The mystery surrounding Celia’s home in Savannah threatens her family reputation . . . and her very life.
Celia Browning is counting the days until her childhood sweetheart Sutton Mackay returns to Savannah after two years in Jamaica looking after his family’s shipping interests. She’s certain he will propose marriage, thus joining two of the city’s most prominent families. But just as Sutton returns, an unsavory newspaper reporter arrives in town, determined to revive interest in the secret tragedies that occurred in the Browning mansion on Madison Square when Celia was a child.
A series of mysterious notes arrives at the house, followed by an anonymous gift–a bracelet imbued with a sinister message. Is it merely a coincidence, or is someone out to harm her?
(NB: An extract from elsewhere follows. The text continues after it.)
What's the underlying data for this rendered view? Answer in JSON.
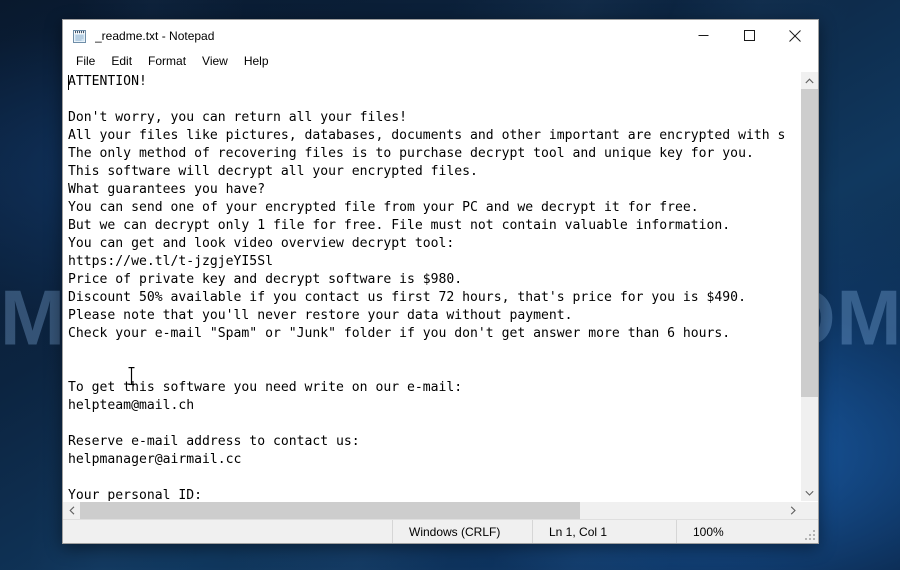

As war clouds gather over Savannah and her beloved father’s health worsens, Celia determines to uncover the truth about what really happened all those years ago.
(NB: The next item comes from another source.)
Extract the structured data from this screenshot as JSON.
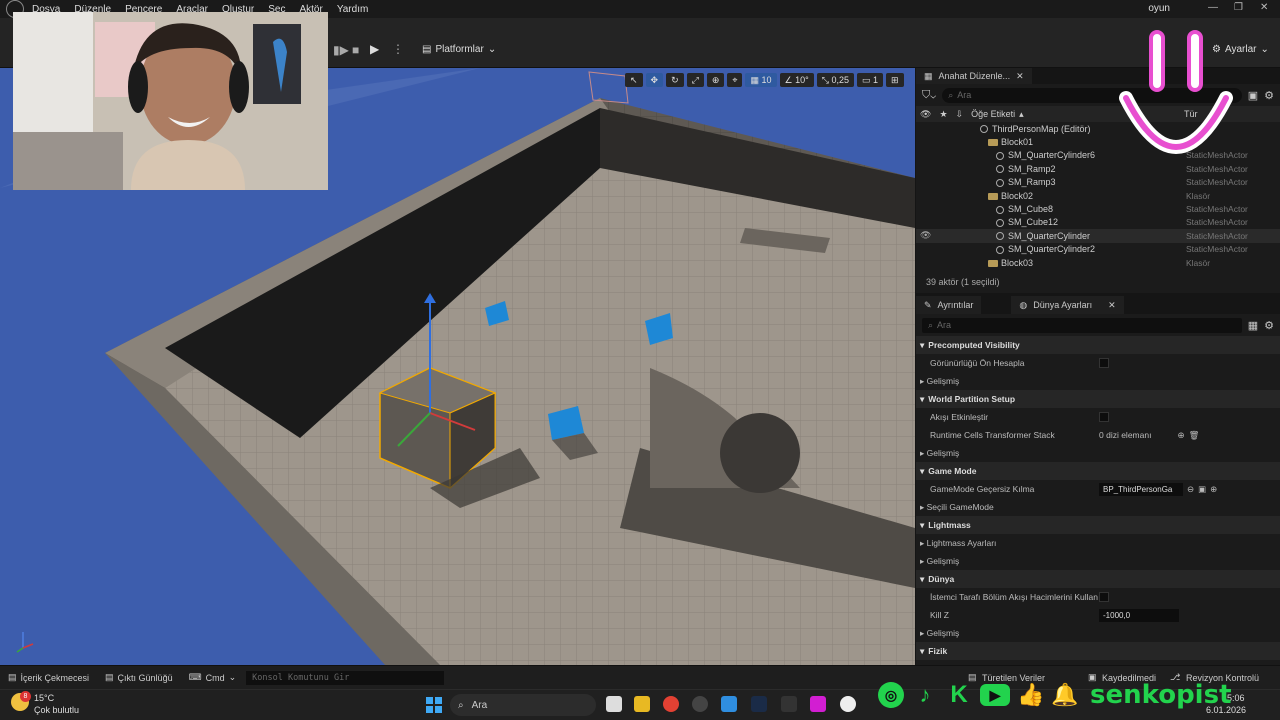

I must admit that The Bracelet was a little hard to get into in the beginning. I tossed the book aside at least twice, but then I finally settled down and read the book. It didn’t grab me or really make me fall in love with any of the characters, they were mostly bland with some exceptions of Celia and Sutton. But even they were dull at times. I can’t quite get myself to like Sutton because I still have some odd mistrust/dislike of him.
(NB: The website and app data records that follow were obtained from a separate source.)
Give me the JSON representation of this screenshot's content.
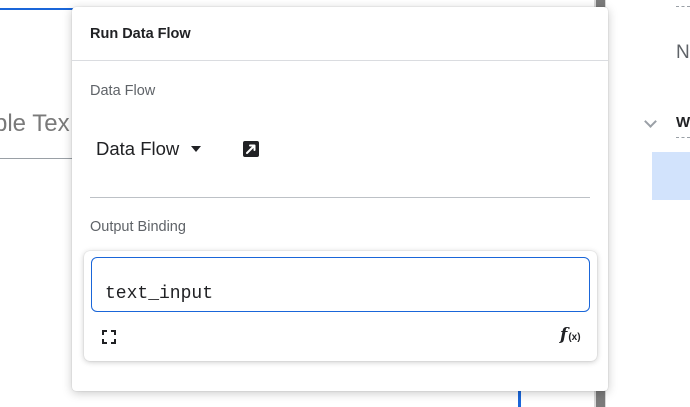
{
  "background": {
    "sample_text_fragment": "ple Tex"
  },
  "right_panel": {
    "partial_letter_n": "N",
    "partial_letter_w": "W"
  },
  "popover": {
    "title": "Run Data Flow",
    "data_flow": {
      "label": "Data Flow",
      "selected_value": "Data Flow",
      "dropdown_icon": "caret-down-icon",
      "open_icon": "open-in-new-icon"
    },
    "output_binding": {
      "label": "Output Binding",
      "value": "text_input",
      "expand_icon": "expand-icon",
      "function_icon": "fx-icon"
    }
  },
  "colors": {
    "accent": "#1a66d9",
    "selected_row": "#d2e3fc",
    "label_gray": "#5f6368",
    "scrollbar_thumb": "#7b7b7b"
  }
}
The setting of Savannah was interesting and very well done. The mystery in this story was not necessarily the I-have-to-know-now kind. Instead, it was more like -can-we-just-get-on-with-it. And in the end, I remained pretty much indifferent to everything. I don’t hate the book or like it very much, but don’t let that keep you from it if you think it sounds interesting to you.